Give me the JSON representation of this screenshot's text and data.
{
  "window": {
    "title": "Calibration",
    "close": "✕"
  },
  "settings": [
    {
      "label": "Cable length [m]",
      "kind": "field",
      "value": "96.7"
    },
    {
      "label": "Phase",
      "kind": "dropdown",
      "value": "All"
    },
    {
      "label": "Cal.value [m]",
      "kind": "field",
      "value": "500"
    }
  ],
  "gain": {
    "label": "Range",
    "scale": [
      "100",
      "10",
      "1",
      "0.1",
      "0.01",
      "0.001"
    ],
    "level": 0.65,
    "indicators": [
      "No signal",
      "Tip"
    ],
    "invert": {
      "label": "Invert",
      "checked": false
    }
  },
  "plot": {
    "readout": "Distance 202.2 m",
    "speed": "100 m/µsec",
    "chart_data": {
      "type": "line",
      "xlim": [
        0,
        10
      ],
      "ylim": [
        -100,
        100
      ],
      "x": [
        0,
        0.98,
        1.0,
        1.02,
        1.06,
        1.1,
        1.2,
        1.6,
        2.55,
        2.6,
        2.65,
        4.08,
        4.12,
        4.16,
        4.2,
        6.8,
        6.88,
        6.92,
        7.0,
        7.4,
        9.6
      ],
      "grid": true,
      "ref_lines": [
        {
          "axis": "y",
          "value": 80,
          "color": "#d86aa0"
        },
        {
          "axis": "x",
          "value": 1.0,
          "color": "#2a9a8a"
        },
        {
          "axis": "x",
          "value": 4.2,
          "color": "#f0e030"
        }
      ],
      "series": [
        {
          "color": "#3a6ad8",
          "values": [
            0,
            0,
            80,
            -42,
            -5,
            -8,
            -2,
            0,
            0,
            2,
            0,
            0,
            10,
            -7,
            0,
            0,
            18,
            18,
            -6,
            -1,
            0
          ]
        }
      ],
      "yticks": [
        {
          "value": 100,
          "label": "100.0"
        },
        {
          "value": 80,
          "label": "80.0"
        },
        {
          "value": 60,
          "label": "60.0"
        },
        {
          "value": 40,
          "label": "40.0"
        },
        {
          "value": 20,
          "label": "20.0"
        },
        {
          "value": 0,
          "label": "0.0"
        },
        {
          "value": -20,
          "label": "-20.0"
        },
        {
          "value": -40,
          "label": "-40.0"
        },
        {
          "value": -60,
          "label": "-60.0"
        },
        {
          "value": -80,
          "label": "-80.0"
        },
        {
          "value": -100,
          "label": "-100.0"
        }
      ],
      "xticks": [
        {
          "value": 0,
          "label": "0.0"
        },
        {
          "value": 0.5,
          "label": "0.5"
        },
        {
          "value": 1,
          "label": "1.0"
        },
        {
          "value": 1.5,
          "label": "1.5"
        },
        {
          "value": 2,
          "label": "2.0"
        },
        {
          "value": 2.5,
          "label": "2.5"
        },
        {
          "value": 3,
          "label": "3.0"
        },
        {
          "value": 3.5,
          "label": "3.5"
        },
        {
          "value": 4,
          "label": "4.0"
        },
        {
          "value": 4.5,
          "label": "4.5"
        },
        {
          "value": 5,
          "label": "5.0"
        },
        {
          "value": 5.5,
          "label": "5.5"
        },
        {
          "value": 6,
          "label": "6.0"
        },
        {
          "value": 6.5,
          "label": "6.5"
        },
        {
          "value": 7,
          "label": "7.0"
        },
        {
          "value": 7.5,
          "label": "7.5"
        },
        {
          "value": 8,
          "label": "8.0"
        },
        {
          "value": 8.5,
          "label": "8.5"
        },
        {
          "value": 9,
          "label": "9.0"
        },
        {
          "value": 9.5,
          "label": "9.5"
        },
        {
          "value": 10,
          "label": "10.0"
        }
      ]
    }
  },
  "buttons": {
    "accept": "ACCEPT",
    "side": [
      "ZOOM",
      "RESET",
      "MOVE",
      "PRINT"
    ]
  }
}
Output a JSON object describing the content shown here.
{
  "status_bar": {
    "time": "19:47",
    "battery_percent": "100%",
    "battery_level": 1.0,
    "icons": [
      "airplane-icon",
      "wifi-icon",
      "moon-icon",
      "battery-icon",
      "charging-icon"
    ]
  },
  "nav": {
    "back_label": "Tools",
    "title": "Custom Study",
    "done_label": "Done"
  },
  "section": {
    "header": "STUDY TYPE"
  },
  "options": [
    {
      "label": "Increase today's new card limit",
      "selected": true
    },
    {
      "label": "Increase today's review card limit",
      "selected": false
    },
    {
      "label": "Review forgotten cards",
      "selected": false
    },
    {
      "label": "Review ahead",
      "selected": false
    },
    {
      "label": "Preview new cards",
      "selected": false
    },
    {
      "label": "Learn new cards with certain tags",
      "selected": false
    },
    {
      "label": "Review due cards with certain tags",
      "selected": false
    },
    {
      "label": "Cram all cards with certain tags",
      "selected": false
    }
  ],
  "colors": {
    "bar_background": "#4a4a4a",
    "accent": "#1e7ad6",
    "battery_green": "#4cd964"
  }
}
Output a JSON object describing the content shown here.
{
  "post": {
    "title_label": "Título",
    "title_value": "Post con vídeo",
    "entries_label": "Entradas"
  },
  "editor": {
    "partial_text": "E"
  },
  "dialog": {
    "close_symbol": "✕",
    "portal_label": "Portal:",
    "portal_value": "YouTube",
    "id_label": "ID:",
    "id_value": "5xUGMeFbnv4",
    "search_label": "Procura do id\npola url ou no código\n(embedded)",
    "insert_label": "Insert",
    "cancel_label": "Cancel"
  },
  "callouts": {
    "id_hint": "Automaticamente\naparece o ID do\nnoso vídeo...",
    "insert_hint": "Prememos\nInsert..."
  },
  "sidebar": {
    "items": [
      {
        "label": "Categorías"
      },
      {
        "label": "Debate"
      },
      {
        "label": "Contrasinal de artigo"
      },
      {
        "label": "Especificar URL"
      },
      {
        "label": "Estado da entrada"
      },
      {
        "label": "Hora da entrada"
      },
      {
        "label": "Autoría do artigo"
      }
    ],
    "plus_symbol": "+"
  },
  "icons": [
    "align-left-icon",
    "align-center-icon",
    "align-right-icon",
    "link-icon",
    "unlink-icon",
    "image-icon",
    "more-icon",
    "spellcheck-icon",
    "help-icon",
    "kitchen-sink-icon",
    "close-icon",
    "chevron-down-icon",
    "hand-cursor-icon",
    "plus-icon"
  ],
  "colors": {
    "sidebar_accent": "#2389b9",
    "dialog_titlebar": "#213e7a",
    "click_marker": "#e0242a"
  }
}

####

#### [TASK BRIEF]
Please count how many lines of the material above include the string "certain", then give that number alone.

#### [SOLUTION]
3